Some of you will recall that I had a book reading in Jacksonville, Florida. It was Women’s History Month and my intention was to introduce the book, Daddy in a public way with at least four authors. I did that and it was successful.
With the Atlanta book reading, the intention shifted. One of my co-authors, Bree had a different purpose. She aimed to provide a space for healing.
It began with her creating another title. Instead of the book’s title, Daddy: Reflections of Father-Daughter Relationships, she decided the theme would be, Dear Daddy: Intimate Conversations about Father-Daughter Relationships. And let me tell you, her intention set the tone.
Additionally, Rosa Duffy, the owner of For Keeps Bookstore also had a goal. If you haven’t read about her, then please do so in this Atlanta magazine feature. Her intention was to have an open place for rare, African-American books. Her establishment is in an historical district, and she wanted a place for people to saunter by and say, “hmmm…let me see what’s going on in there.”
As you know, my intention when I write is to raise people’s consciousness, specifically women. I want us to see ourselves in writing and to connect with words and ideas, and then do, act, and speak differently.
Much like other happenings in the universe, these three intentions converged. We each accomplished our desired outcomes.
We had intimate conversations. A man in the front row pulled out his journal, started writing feverishly, and then held his partner’s hand for the remainder of the event. He didn’t share. He didn’t make eye contact. But I can tell he was moved.
A woman happened to be walking past For Keeps Bookstore, opened the door, sat down, and connected with the stories being told. She even had an endearing conversation with one of the authors and will probably collaborate with her to continue healing hearts in some way.

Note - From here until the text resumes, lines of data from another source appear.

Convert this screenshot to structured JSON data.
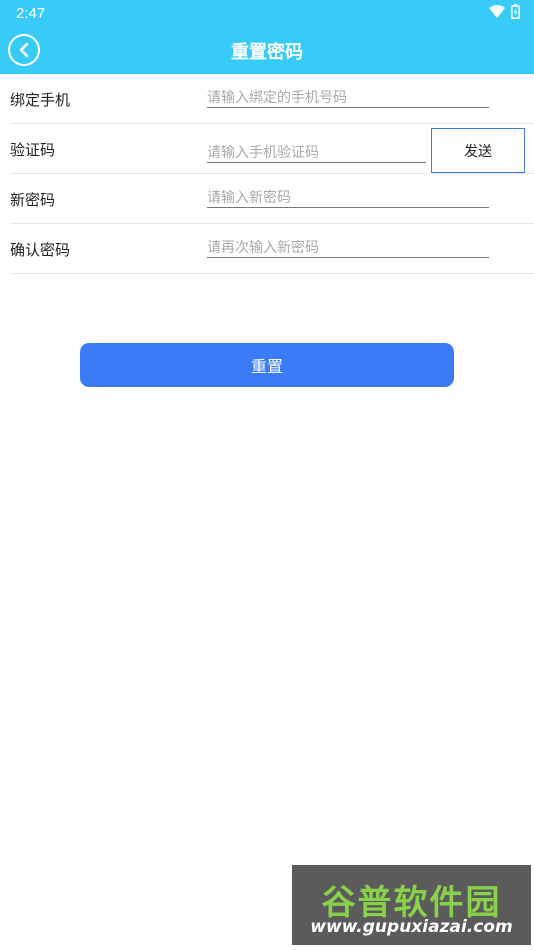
{
  "status_bar": {
    "time": "2:47"
  },
  "header": {
    "title": "重置密码"
  },
  "form": {
    "rows": [
      {
        "label": "绑定手机",
        "placeholder": "请输入绑定的手机号码"
      },
      {
        "label": "验证码",
        "placeholder": "请输入手机验证码",
        "send_label": "发送"
      },
      {
        "label": "新密码",
        "placeholder": "请输入新密码"
      },
      {
        "label": "确认密码",
        "placeholder": "请再次输入新密码"
      }
    ]
  },
  "submit_label": "重置",
  "watermark": {
    "title": "谷普软件园",
    "url": "www.gupuxiazai.com"
  },
  "colors": {
    "header": "#37cbf8",
    "primary_button": "#3b7cf6",
    "send_border": "#3f7ae6"
  }
}
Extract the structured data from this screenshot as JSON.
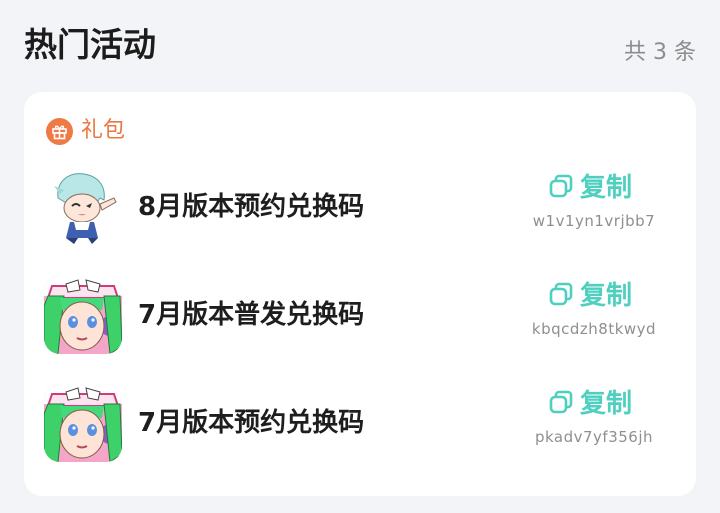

Women spoke out about their experiences with their fathers. They shared their pain, and then the conversation took another direction.
Similar to the last reading, a few women expressed the fact that they didn’t realize not everyone had great fathers. But this time they communicated a growing awareness. They felt the need to thank their dads more; to appreciate the time they had left with their fathers; and to simply be more grateful. It became a time to honor everyone’s feelings, even if they were dissimilar. My husband even shared his sentiments. On that day, we were each mindful of one another; we created a dialogue and communicated in an empathetic space.
Once again I’m thankful for this reading. It was different. The energy was intense, in a progressive, Atlanta kind of way.
If you missed the first two readings, then no worries. We’ll be convening in Washington, DC in the fall.